How do I know when these times should be for Sadie? Instead of PICKING nap times that are convenient to me, I want to have nap times that fall within Sadie's patterns of tiredness, so that it won't be such a fight to go to sleep at these times. Remember, my goal is to also get rest when she is napping (and by rest, I don't necessarily mean sleep!) So, we'll start a nap log. This will include what time she took a nap, how long it lasted, and what were the means of falling asleep. Hopefully after a few days of keeping track of this information, a pattern will begin to develop. And hopefully after a few days of doing the same thing at nap time, Sadie will begin to recognize when it's time to take a nap, and just like bed time, will fall asleep peacefully and stay asleep for as long as she needs to.

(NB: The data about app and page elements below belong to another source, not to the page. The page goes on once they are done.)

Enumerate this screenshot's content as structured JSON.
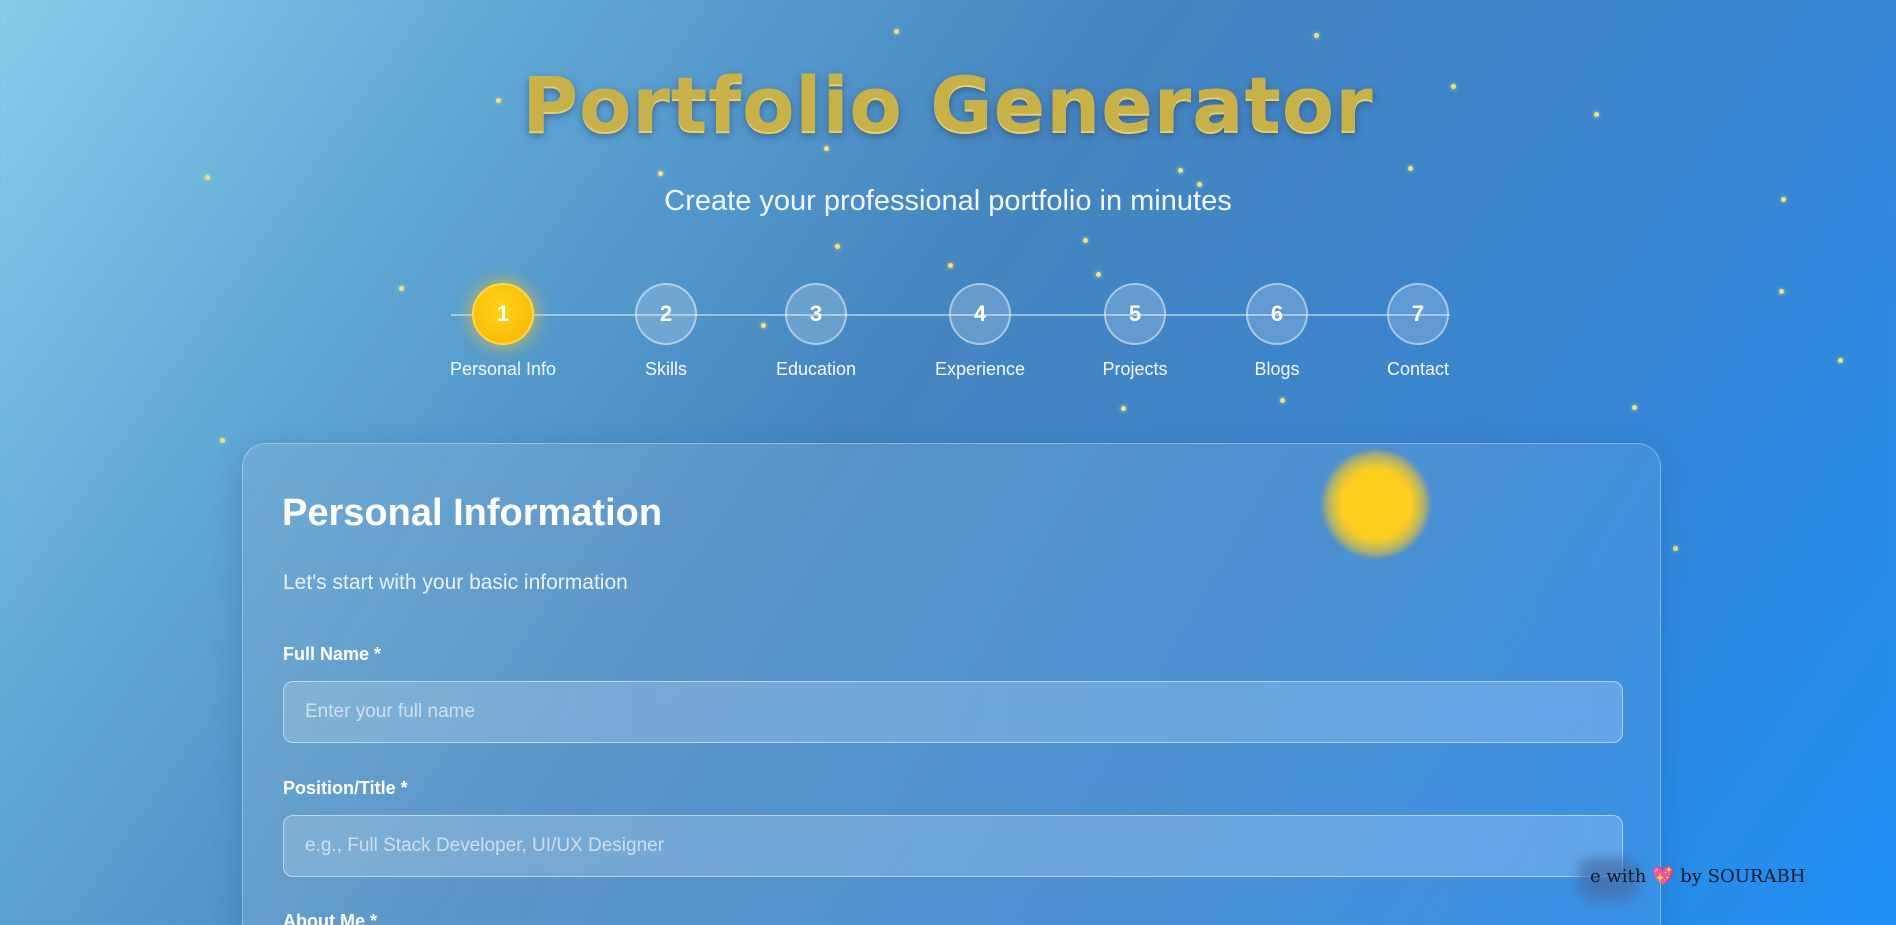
{
  "header": {
    "title": "Portfolio Generator",
    "subtitle": "Create your professional portfolio in minutes"
  },
  "steps": [
    {
      "number": "1",
      "label": "Personal Info",
      "active": true
    },
    {
      "number": "2",
      "label": "Skills",
      "active": false
    },
    {
      "number": "3",
      "label": "Education",
      "active": false
    },
    {
      "number": "4",
      "label": "Experience",
      "active": false
    },
    {
      "number": "5",
      "label": "Projects",
      "active": false
    },
    {
      "number": "6",
      "label": "Blogs",
      "active": false
    },
    {
      "number": "7",
      "label": "Contact",
      "active": false
    }
  ],
  "form": {
    "heading": "Personal Information",
    "description": "Let's start with your basic information",
    "fields": [
      {
        "label": "Full Name *",
        "placeholder": "Enter your full name",
        "value": ""
      },
      {
        "label": "Position/Title *",
        "placeholder": "e.g., Full Stack Developer, UI/UX Designer",
        "value": ""
      },
      {
        "label": "About Me *"
      }
    ]
  },
  "footer": {
    "text_before": "e with",
    "heart": "💖",
    "text_after": "by SOURABH"
  },
  "colors": {
    "accent": "#ffd21c",
    "title_gold": "#c9b14a",
    "background_start": "#86cdea",
    "background_end": "#1f8ff5"
  }
}
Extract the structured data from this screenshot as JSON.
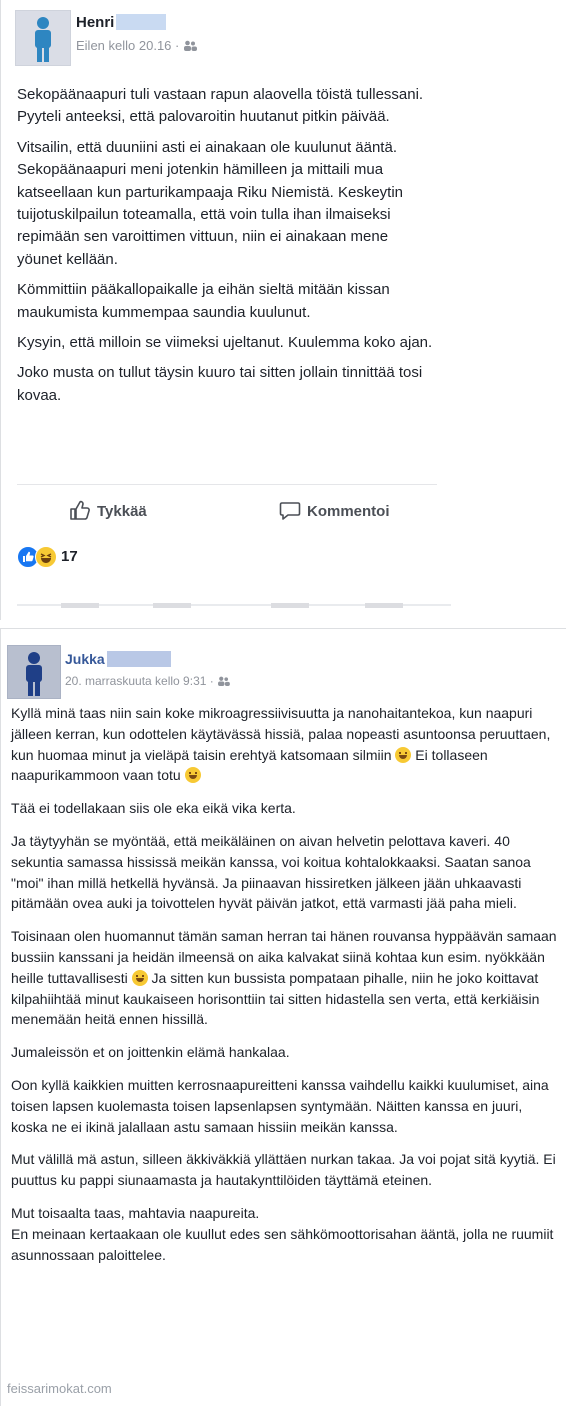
{
  "post1": {
    "author": "Henri",
    "timestamp": "Eilen kello 20.16",
    "paragraphs": [
      "Sekopäänaapuri tuli vastaan rapun alaovella töistä tullessani. Pyyteli anteeksi, että palovaroitin huutanut pitkin päivää.",
      "Vitsailin, että duuniini asti ei ainakaan ole kuulunut ääntä. Sekopäänaapuri meni jotenkin hämilleen ja mittaili mua katseellaan kun parturikampaaja Riku Niemistä. Keskeytin tuijotuskilpailun toteamalla, että voin tulla ihan ilmaiseksi repimään sen varoittimen vittuun, niin ei ainakaan mene yöunet kellään.",
      "Kömmittiin pääkallopaikalle ja eihän sieltä mitään kissan maukumista kummempaa saundia kuulunut.",
      "Kysyin, että milloin se viimeksi ujeltanut. Kuulemma koko ajan.",
      "Joko musta on tullut täysin kuuro tai sitten jollain tinnittää tosi kovaa."
    ],
    "like_label": "Tykkää",
    "comment_label": "Kommentoi",
    "reaction_count": "17"
  },
  "post2": {
    "author": "Jukka",
    "timestamp": "20. marraskuuta kello 9:31",
    "p1a": "Kyllä minä taas niin sain koke mikroagressiivisuutta ja nanohaitantekoa, kun naapuri jälleen kerran, kun odottelen käytävässä hissiä, palaa nopeasti asuntoonsa peruuttaen, kun huomaa minut ja vieläpä taisin erehtyä katsomaan silmiin",
    "p1b": " Ei tollaseen naapurikammoon vaan totu",
    "p2": "Tää ei todellakaan siis ole eka eikä vika kerta.",
    "p3": "Ja täytyyhän se myöntää, että meikäläinen on aivan helvetin pelottava kaveri. 40 sekuntia samassa hississä meikän kanssa, voi koitua kohtalokkaaksi. Saatan sanoa \"moi\" ihan millä hetkellä hyvänsä. Ja piinaavan hissiretken jälkeen jään uhkaavasti pitämään ovea auki ja toivottelen hyvät päivän jatkot, että varmasti jää paha mieli.",
    "p4a": "Toisinaan olen huomannut tämän saman herran tai hänen rouvansa hyppäävän samaan bussiin kanssani ja heidän ilmeensä on aika kalvakat siinä kohtaa kun esim. nyökkään heille tuttavallisesti",
    "p4b": " Ja sitten kun bussista pompataan pihalle, niin he joko koittavat kilpahiihtää minut kaukaiseen horisonttiin tai sitten hidastella sen verta, että kerkiäisin menemään heitä ennen hissillä.",
    "p5": "Jumaleissön et on joittenkin elämä hankalaa.",
    "p6": "Oon kyllä kaikkien muitten kerrosnaapureitteni kanssa vaihdellu kaikki kuulumiset, aina toisen lapsen kuolemasta toisen lapsenlapsen syntymään. Näitten kanssa en juuri, koska ne ei ikinä jalallaan astu samaan hissiin meikän kanssa.",
    "p7": "Mut välillä mä astun, silleen äkkiväkkiä yllättäen nurkan takaa. Ja voi pojat sitä kyytiä. Ei puuttus ku pappi siunaamasta ja hautakynttilöiden täyttämä eteinen.",
    "p8a": "Mut toisaalta taas, mahtavia naapureita.",
    "p8b": "En meinaan kertaakaan ole kuullut edes sen sähkömoottorisahan ääntä, jolla ne ruumiit asunnossaan paloittelee."
  },
  "watermark": "feissarimokat.com",
  "colors": {
    "link_blue": "#365899",
    "meta_gray": "#90949c",
    "like_blue": "#1877f2",
    "haha_yellow": "#f7c934"
  }
}
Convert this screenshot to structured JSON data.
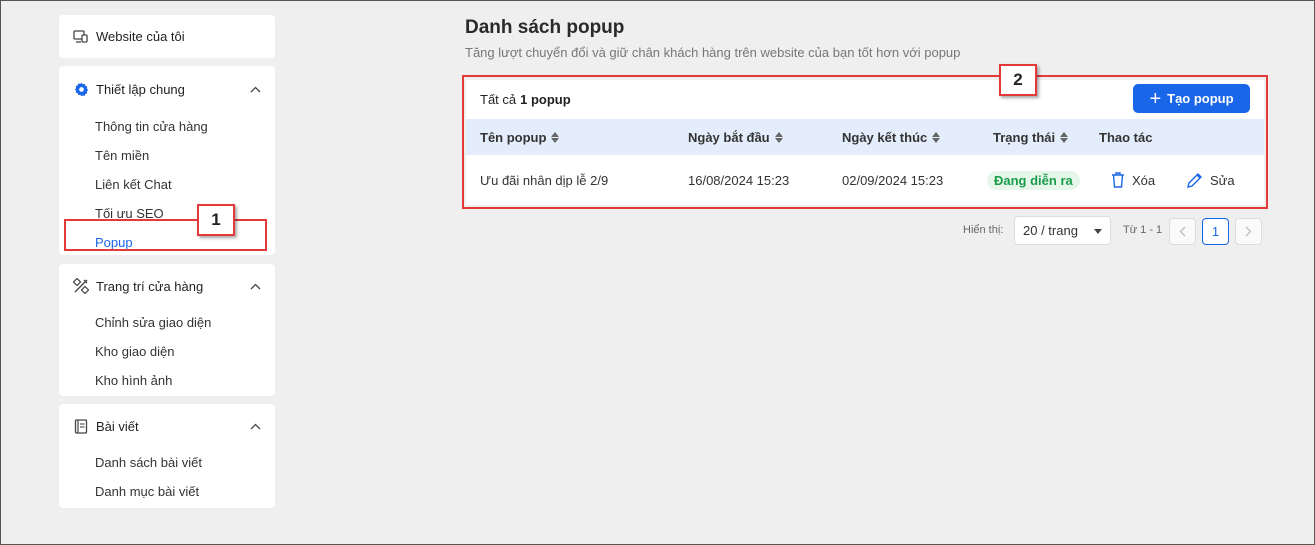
{
  "sidebar": {
    "website": "Website của tôi",
    "general": {
      "title": "Thiết lập chung",
      "items": [
        "Thông tin cửa hàng",
        "Tên miền",
        "Liên kết Chat",
        "Tối ưu SEO",
        "Popup"
      ]
    },
    "decor": {
      "title": "Trang trí cửa hàng",
      "items": [
        "Chỉnh sửa giao diện",
        "Kho giao diện",
        "Kho hình ảnh"
      ]
    },
    "posts": {
      "title": "Bài viết",
      "items": [
        "Danh sách bài viết",
        "Danh mục bài viết"
      ]
    }
  },
  "main": {
    "title": "Danh sách popup",
    "subtitle": "Tăng lượt chuyển đổi và giữ chân khách hàng trên website của bạn tốt hơn với popup",
    "count_prefix": "Tất cả",
    "count_value": "1 popup",
    "create_label": "Tạo popup",
    "columns": [
      "Tên popup",
      "Ngày bắt đầu",
      "Ngày kết thúc",
      "Trạng thái",
      "Thao tác"
    ],
    "rows": [
      {
        "name": "Ưu đãi nhân dịp lễ 2/9",
        "start": "16/08/2024 15:23",
        "end": "02/09/2024 15:23",
        "status": "Đang diễn ra",
        "delete": "Xóa",
        "edit": "Sửa"
      }
    ]
  },
  "pagination": {
    "show_label": "Hiển thị:",
    "page_size": "20 / trang",
    "range": "Từ 1 - 1",
    "current": "1"
  },
  "annotations": {
    "badge1": "1",
    "badge2": "2"
  },
  "colors": {
    "accent": "#1a66e8",
    "status_green": "#1a9d4b",
    "annotation_red": "#e23a3a"
  }
}
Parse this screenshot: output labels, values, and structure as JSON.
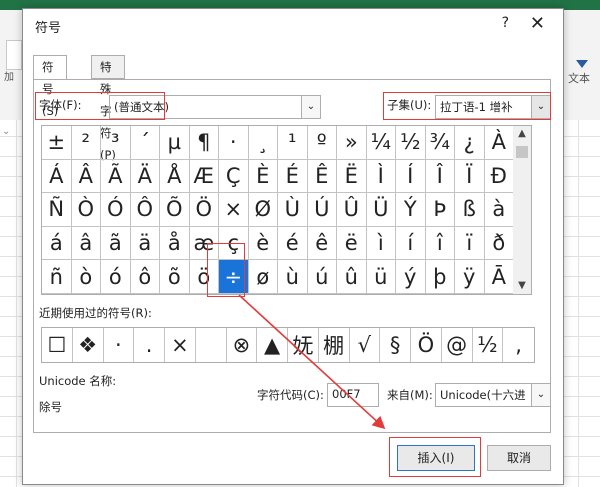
{
  "window": {
    "title": "符号"
  },
  "tabs": [
    {
      "label": "符号(S)"
    },
    {
      "label": "特殊字符(P)"
    }
  ],
  "controls": {
    "font_label": "字体(F):",
    "font_value": "(普通文本)",
    "subset_label": "子集(U):",
    "subset_value": "拉丁语-1 增补"
  },
  "symbols": [
    "±",
    "²",
    "³",
    "´",
    "µ",
    "¶",
    "·",
    "¸",
    "¹",
    "º",
    "»",
    "¼",
    "½",
    "¾",
    "¿",
    "À",
    "Á",
    "Â",
    "Ã",
    "Ä",
    "Å",
    "Æ",
    "Ç",
    "È",
    "É",
    "Ê",
    "Ë",
    "Ì",
    "Í",
    "Î",
    "Ï",
    "Ð",
    "Ñ",
    "Ò",
    "Ó",
    "Ô",
    "Õ",
    "Ö",
    "×",
    "Ø",
    "Ù",
    "Ú",
    "Û",
    "Ü",
    "Ý",
    "Þ",
    "ß",
    "à",
    "á",
    "â",
    "ã",
    "ä",
    "å",
    "æ",
    "ç",
    "è",
    "é",
    "ê",
    "ë",
    "ì",
    "í",
    "î",
    "ï",
    "ð",
    "ñ",
    "ò",
    "ó",
    "ô",
    "õ",
    "ö",
    "÷",
    "ø",
    "ù",
    "ú",
    "û",
    "ü",
    "ý",
    "þ",
    "ÿ",
    "Ā"
  ],
  "selected_index": 70,
  "recent": {
    "label": "近期使用过的符号(R):",
    "items": [
      "☐",
      "❖",
      "·",
      ".",
      "×",
      " ",
      "⊗",
      "▲",
      "妩",
      "棚",
      "√",
      "§",
      "Ö",
      "@",
      "½",
      ","
    ]
  },
  "info": {
    "unicode_name_label": "Unicode 名称:",
    "unicode_name_value": "除号",
    "char_code_label": "字符代码(C):",
    "char_code_value": "00F7",
    "from_label": "来自(M):",
    "from_value": "Unicode(十六进"
  },
  "buttons": {
    "insert": "插入(I)",
    "cancel": "取消"
  },
  "background": {
    "ribbon_left_label": "加",
    "ribbon_right_label": "文本"
  },
  "colors": {
    "selected": "#1a73d9",
    "highlight": "#e23b3b",
    "ribbon": "#217346"
  }
}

Today, Sadie took a half hour nap from 10-10:30 in the bouncy chair, it was the kind of nap where she had to be bouncing the entire time or she'd wake up. And when someone came to the door and I had to get up, she woke up...we probably could have gone on longer if not for that. But that's annoying, she needs to be able to sleep independent of me.
Around noon, I tried to lay down with Sadie, but she wasn't having it. I think her morning nap wasn't really enough to carry her much longer than an hour of happy baby time, so she was cranky-tired. We got up and bounced, but as soon as I saw the eyes closing, I quickly scooped her up and took her to bed. She was asleep within minutes. I planned on laying there with her for 30-45 minutes to make sure she was really asleep...but I guess I needed a nap too! And before I knew it, it had been an hour and a half! She did sleep a little longer once I got up, so I did get a little time to myself. She slept until 2:15, which was just over a 2 hour nap!
We don't start our bedtime routine until about 6, so I'm hoping that 2 hours will carry her until then, if not then we'll see if we can work toward a longer afternoon nap. What are your experiences with nap time? Have you been successful at creating a nap schedule? How did you do it? I wanna hear your stories.